With rent control, that means less housing. Many landlords will either sell their property or put it to a different use. Meanwhile, inadequate housing supply and pressure for rent-controlled units spill out into the uncontrolled market, where prices escalate.
Even rent-controlled units will ultimately face inflated pricing. After all, under most rent control regimes, landlords can still reset the rent at the start of a new lease. Thus, the pricing of rent-controlled units leaps in fits and starts over time. This lack of predictability only makes it harder for tenants to find housing they can afford, encourages landlords to set short lease terms, and wreaks havoc with the housing market.
Because rent-controlled prices are locked into a lease, people tend to stay put longer, which reduces mobility and makes it harder for folks to find new housing when they change jobs or move to a new area. Worse, the people who slip into comfy rent-controlled housing and stay put are often wealthier than the people toughing it out in the open market.
Another bleak outcome of rent control is shoddier housing quality. Landlords saddled with rent control tend to cut back on maintenance to offset the loss and forego improvements because rent control deflates competition.
In short, rent control means homes are shabbier, pricier and harder to find. Yet rent control advocates, rather than face these uncomfortable facts, often resort to blaming landlords or developers for engaging in the exact behavior that economists predicted.
In response to this self-inflicted crisis, cities often double down with more regulations that exacerbate inflation. Thus, when rent control increases the eviction rate because landlords can’t raise the rent until a tenant leaves, the rent controllers slap on eviction limits. When landlords bow out of the rental market, rent controllers slap on fees to replenish a diminishing housing stock. When prices soar, they pump more money into myriad affordable housing programs. Blaming landlords and developers for this predictable spiral is like blaming the sun for climate change.

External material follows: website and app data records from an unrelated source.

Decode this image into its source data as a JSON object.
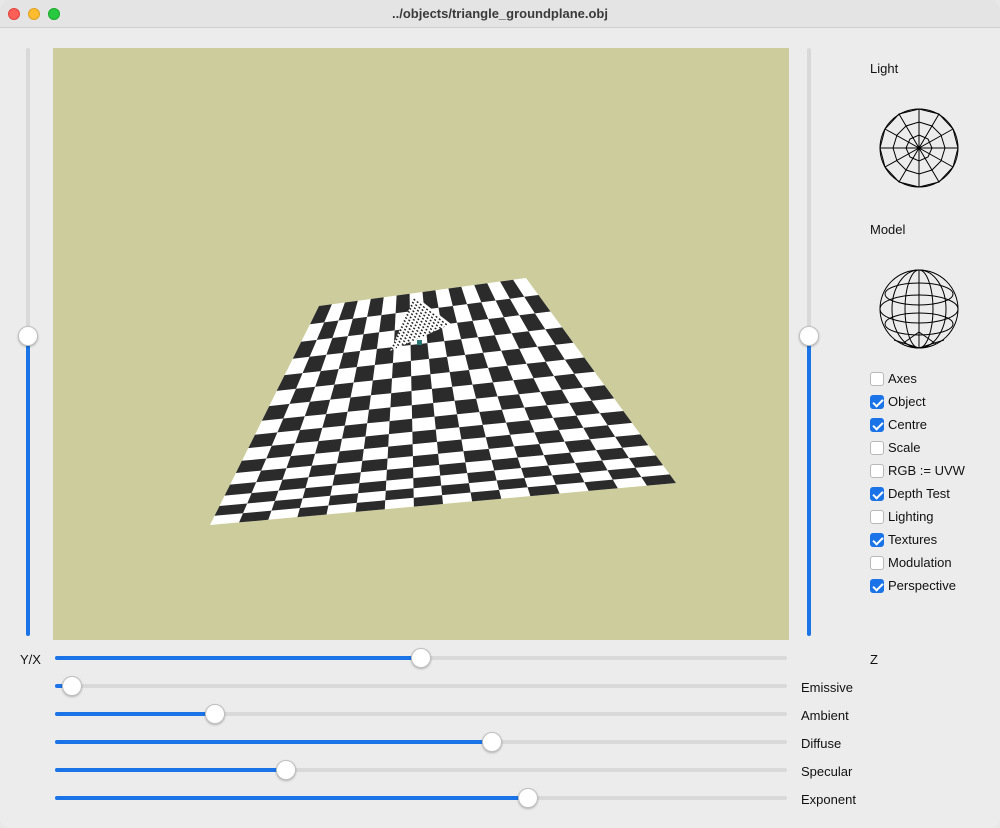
{
  "window": {
    "title": "../objects/triangle_groundplane.obj"
  },
  "colors": {
    "accent": "#1a74e8",
    "track": "#d9d9d9",
    "viewport_bg": "#cccc9c",
    "checker_dark": "#2b2b2b",
    "checker_light": "#ffffff"
  },
  "sliders": {
    "left_vertical": {
      "value": 0.51
    },
    "right_vertical": {
      "value": 0.51
    },
    "yx": {
      "label": "Y/X",
      "value": 0.5
    },
    "z": {
      "label": "Z"
    },
    "emissive": {
      "label": "Emissive",
      "value": 0.01
    },
    "ambient": {
      "label": "Ambient",
      "value": 0.21
    },
    "diffuse": {
      "label": "Diffuse",
      "value": 0.6
    },
    "specular": {
      "label": "Specular",
      "value": 0.31
    },
    "exponent": {
      "label": "Exponent",
      "value": 0.65
    }
  },
  "side": {
    "light_label": "Light",
    "model_label": "Model"
  },
  "checkboxes": [
    {
      "label": "Axes",
      "checked": false
    },
    {
      "label": "Object",
      "checked": true
    },
    {
      "label": "Centre",
      "checked": true
    },
    {
      "label": "Scale",
      "checked": false
    },
    {
      "label": "RGB := UVW",
      "checked": false
    },
    {
      "label": "Depth Test",
      "checked": true
    },
    {
      "label": "Lighting",
      "checked": false
    },
    {
      "label": "Textures",
      "checked": true
    },
    {
      "label": "Modulation",
      "checked": false
    },
    {
      "label": "Perspective",
      "checked": true
    }
  ]
}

Proven methods for addressing a housing crisis do exist. Take California, for example, where the legislature commissioned a study to figure out why the Golden State has become so unlivable. The Legislative Analyst’s Office concluded that a primary cause was overregulation of the housing industry and that the path out was to build more housing. Governor Gavin Newsom has seized this issue, threatening to strip transportation funding to California cities that fail to meet targets for housing construction. Meanwhile, Oregon elects to stumble in a haze of blinkered science denial.
Policymakers in Washington state take heed – of your two neighbors to the south struggling with housing affordability, California is looking for real solutions aimed at more housing, while Oregon chases the failed orthodoxy of regulation and restriction. Science makes it clear which path Washington should follow.
This week: The Portland Mercury asks whether Oregon lawmakers should be backing a bill allowing local jurisdictions to set their own rent control policies; a Seattle news outlet finds that affordable condos in King County are being rented out or used as second homes; and we're seeing new scrutiny of the Oregon Department of Transportation's handling of data related to the Rose Quarter Freeway Expansion.